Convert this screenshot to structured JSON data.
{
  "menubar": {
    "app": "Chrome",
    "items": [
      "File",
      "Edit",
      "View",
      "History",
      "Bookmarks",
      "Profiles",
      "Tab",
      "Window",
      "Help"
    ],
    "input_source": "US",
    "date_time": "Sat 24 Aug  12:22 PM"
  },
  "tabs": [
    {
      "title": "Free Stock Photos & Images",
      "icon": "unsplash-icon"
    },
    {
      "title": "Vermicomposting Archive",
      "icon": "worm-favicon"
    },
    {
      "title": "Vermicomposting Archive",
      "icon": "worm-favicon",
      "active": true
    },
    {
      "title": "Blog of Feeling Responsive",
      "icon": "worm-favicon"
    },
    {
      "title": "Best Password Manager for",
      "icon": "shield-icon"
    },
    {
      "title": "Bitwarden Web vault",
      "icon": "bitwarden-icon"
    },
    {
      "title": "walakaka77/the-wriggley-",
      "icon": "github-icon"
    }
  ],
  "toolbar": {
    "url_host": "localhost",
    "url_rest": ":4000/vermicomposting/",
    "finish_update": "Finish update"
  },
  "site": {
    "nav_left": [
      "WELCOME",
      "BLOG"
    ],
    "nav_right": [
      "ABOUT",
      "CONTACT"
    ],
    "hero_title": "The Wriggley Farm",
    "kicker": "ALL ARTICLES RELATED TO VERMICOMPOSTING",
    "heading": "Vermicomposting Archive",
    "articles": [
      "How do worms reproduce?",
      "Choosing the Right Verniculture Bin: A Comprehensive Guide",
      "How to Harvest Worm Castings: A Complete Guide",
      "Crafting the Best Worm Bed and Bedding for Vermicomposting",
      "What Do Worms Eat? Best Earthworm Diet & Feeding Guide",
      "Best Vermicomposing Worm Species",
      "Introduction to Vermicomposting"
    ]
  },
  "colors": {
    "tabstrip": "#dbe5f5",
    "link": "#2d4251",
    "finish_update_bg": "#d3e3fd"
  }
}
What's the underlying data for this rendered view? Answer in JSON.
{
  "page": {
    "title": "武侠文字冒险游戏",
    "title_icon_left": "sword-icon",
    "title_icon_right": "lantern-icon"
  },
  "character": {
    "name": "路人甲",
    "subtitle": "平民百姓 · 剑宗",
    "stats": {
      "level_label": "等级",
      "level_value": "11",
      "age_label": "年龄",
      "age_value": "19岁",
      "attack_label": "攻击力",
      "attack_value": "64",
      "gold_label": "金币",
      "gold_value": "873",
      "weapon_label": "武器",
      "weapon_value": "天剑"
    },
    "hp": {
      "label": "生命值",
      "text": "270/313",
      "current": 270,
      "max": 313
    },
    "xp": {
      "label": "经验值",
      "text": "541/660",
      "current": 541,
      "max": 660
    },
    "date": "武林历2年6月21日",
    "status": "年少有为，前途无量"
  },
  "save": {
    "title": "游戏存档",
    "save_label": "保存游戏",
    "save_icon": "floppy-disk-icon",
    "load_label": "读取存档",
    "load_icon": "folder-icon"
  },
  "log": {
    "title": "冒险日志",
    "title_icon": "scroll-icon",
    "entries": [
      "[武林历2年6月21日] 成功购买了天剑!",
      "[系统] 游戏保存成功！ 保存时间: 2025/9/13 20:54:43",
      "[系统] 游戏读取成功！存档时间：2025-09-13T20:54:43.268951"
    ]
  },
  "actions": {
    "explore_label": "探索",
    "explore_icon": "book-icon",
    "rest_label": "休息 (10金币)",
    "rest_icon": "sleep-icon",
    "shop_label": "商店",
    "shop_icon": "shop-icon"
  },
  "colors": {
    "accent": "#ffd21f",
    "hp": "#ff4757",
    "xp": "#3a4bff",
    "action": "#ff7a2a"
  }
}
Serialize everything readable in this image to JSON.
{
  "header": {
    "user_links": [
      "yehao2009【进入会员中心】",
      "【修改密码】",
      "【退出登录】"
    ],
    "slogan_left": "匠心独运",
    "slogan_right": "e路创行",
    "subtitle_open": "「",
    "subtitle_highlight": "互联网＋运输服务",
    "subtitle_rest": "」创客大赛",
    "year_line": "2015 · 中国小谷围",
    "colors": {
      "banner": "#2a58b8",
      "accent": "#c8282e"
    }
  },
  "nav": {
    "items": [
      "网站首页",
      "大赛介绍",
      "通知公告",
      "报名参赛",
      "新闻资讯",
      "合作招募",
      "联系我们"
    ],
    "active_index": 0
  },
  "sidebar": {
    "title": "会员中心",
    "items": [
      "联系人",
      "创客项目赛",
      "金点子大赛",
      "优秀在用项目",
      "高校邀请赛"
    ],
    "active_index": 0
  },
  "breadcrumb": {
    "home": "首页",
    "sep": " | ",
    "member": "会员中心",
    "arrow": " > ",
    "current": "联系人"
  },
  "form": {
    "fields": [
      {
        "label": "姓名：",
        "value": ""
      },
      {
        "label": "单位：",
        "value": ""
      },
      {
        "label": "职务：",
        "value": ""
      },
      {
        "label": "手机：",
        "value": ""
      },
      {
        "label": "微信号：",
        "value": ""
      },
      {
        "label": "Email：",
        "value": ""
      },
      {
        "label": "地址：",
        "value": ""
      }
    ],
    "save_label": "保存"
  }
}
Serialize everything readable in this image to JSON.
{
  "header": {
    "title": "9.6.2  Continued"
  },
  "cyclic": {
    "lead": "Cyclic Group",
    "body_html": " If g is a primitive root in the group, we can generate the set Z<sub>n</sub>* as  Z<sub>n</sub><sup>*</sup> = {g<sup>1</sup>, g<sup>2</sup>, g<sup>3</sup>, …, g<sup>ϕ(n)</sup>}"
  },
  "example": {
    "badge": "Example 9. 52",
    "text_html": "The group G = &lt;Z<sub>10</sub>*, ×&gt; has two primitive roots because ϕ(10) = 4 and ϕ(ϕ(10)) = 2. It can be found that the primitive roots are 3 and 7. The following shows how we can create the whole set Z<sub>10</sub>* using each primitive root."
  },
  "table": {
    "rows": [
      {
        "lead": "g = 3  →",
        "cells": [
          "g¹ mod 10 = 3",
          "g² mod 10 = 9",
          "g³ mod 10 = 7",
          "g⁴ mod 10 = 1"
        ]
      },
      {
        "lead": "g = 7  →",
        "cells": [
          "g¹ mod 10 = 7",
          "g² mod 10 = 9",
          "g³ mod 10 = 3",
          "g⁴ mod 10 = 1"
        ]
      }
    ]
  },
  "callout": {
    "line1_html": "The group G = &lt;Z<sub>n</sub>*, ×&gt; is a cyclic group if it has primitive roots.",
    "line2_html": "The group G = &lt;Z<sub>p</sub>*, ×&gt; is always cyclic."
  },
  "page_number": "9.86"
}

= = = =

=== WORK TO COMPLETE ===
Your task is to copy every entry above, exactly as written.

=== WRITTEN SOLUTION ===
Convert this screenshot to structured JSON data.
{
  "menubar": {
    "app": "Chrome",
    "items": [
      "File",
      "Edit",
      "View",
      "History",
      "Bookmarks",
      "Profiles",
      "Tab",
      "Window",
      "Help"
    ],
    "input_source": "US",
    "date_time": "Sat 24 Aug  12:22 PM"
  },
  "tabs": [
    {
      "title": "Free Stock Photos & Images",
      "icon": "unsplash-icon"
    },
    {
      "title": "Vermicomposting Archive",
      "icon": "worm-favicon"
    },
    {
      "title": "Vermicomposting Archive",
      "icon": "worm-favicon",
      "active": true
    },
    {
      "title": "Blog of Feeling Responsive",
      "icon": "worm-favicon"
    },
    {
      "title": "Best Password Manager for",
      "icon": "shield-icon"
    },
    {
      "title": "Bitwarden Web vault",
      "icon": "bitwarden-icon"
    },
    {
      "title": "walakaka77/the-wriggley-",
      "icon": "github-icon"
    }
  ],
  "toolbar": {
    "url_host": "localhost",
    "url_rest": ":4000/vermicomposting/",
    "finish_update": "Finish update"
  },
  "site": {
    "nav_left": [
      "WELCOME",
      "BLOG"
    ],
    "nav_right": [
      "ABOUT",
      "CONTACT"
    ],
    "hero_title": "The Wriggley Farm",
    "kicker": "ALL ARTICLES RELATED TO VERMICOMPOSTING",
    "heading": "Vermicomposting Archive",
    "articles": [
      "How do worms reproduce?",
      "Choosing the Right Verniculture Bin: A Comprehensive Guide",
      "How to Harvest Worm Castings: A Complete Guide",
      "Crafting the Best Worm Bed and Bedding for Vermicomposting",
      "What Do Worms Eat? Best Earthworm Diet & Feeding Guide",
      "Best Vermicomposing Worm Species",
      "Introduction to Vermicomposting"
    ]
  },
  "colors": {
    "tabstrip": "#dbe5f5",
    "link": "#2d4251",
    "finish_update_bg": "#d3e3fd"
  }
}
What's the underlying data for this rendered view? Answer in JSON.
{
  "page": {
    "title": "武侠文字冒险游戏",
    "title_icon_left": "sword-icon",
    "title_icon_right": "lantern-icon"
  },
  "character": {
    "name": "路人甲",
    "subtitle": "平民百姓 · 剑宗",
    "stats": {
      "level_label": "等级",
      "level_value": "11",
      "age_label": "年龄",
      "age_value": "19岁",
      "attack_label": "攻击力",
      "attack_value": "64",
      "gold_label": "金币",
      "gold_value": "873",
      "weapon_label": "武器",
      "weapon_value": "天剑"
    },
    "hp": {
      "label": "生命值",
      "text": "270/313",
      "current": 270,
      "max": 313
    },
    "xp": {
      "label": "经验值",
      "text": "541/660",
      "current": 541,
      "max": 660
    },
    "date": "武林历2年6月21日",
    "status": "年少有为，前途无量"
  },
  "save": {
    "title": "游戏存档",
    "save_label": "保存游戏",
    "save_icon": "floppy-disk-icon",
    "load_label": "读取存档",
    "load_icon": "folder-icon"
  },
  "log": {
    "title": "冒险日志",
    "title_icon": "scroll-icon",
    "entries": [
      "[武林历2年6月21日] 成功购买了天剑!",
      "[系统] 游戏保存成功！ 保存时间: 2025/9/13 20:54:43",
      "[系统] 游戏读取成功！存档时间：2025-09-13T20:54:43.268951"
    ]
  },
  "actions": {
    "explore_label": "探索",
    "explore_icon": "book-icon",
    "rest_label": "休息 (10金币)",
    "rest_icon": "sleep-icon",
    "shop_label": "商店",
    "shop_icon": "shop-icon"
  },
  "colors": {
    "accent": "#ffd21f",
    "hp": "#ff4757",
    "xp": "#3a4bff",
    "action": "#ff7a2a"
  }
}
Serialize everything readable in this image to JSON.
{
  "header": {
    "user_links": [
      "yehao2009【进入会员中心】",
      "【修改密码】",
      "【退出登录】"
    ],
    "slogan_left": "匠心独运",
    "slogan_right": "e路创行",
    "subtitle_open": "「",
    "subtitle_highlight": "互联网＋运输服务",
    "subtitle_rest": "」创客大赛",
    "year_line": "2015 · 中国小谷围",
    "colors": {
      "banner": "#2a58b8",
      "accent": "#c8282e"
    }
  },
  "nav": {
    "items": [
      "网站首页",
      "大赛介绍",
      "通知公告",
      "报名参赛",
      "新闻资讯",
      "合作招募",
      "联系我们"
    ],
    "active_index": 0
  },
  "sidebar": {
    "title": "会员中心",
    "items": [
      "联系人",
      "创客项目赛",
      "金点子大赛",
      "优秀在用项目",
      "高校邀请赛"
    ],
    "active_index": 0
  },
  "breadcrumb": {
    "home": "首页",
    "sep": " | ",
    "member": "会员中心",
    "arrow": " > ",
    "current": "联系人"
  },
  "form": {
    "fields": [
      {
        "label": "姓名：",
        "value": ""
      },
      {
        "label": "单位：",
        "value": ""
      },
      {
        "label": "职务：",
        "value": ""
      },
      {
        "label": "手机：",
        "value": ""
      },
      {
        "label": "微信号：",
        "value": ""
      },
      {
        "label": "Email：",
        "value": ""
      },
      {
        "label": "地址：",
        "value": ""
      }
    ],
    "save_label": "保存"
  }
}
Serialize everything readable in this image to JSON.
{
  "header": {
    "title": "9.6.2  Continued"
  },
  "cyclic": {
    "lead": "Cyclic Group",
    "body_html": " If g is a primitive root in the group, we can generate the set Z<sub>n</sub>* as  Z<sub>n</sub><sup>*</sup> = {g<sup>1</sup>, g<sup>2</sup>, g<sup>3</sup>, …, g<sup>ϕ(n)</sup>}"
  },
  "example": {
    "badge": "Example 9. 52",
    "text_html": "The group G = &lt;Z<sub>10</sub>*, ×&gt; has two primitive roots because ϕ(10) = 4 and ϕ(ϕ(10)) = 2. It can be found that the primitive roots are 3 and 7. The following shows how we can create the whole set Z<sub>10</sub>* using each primitive root."
  },
  "table": {
    "rows": [
      {
        "lead": "g = 3  →",
        "cells": [
          "g¹ mod 10 = 3",
          "g² mod 10 = 9",
          "g³ mod 10 = 7",
          "g⁴ mod 10 = 1"
        ]
      },
      {
        "lead": "g = 7  →",
        "cells": [
          "g¹ mod 10 = 7",
          "g² mod 10 = 9",
          "g³ mod 10 = 3",
          "g⁴ mod 10 = 1"
        ]
      }
    ]
  },
  "callout": {
    "line1_html": "The group G = &lt;Z<sub>n</sub>*, ×&gt; is a cyclic group if it has primitive roots.",
    "line2_html": "The group G = &lt;Z<sub>p</sub>*, ×&gt; is always cyclic."
  },
  "page_number": "9.86"
}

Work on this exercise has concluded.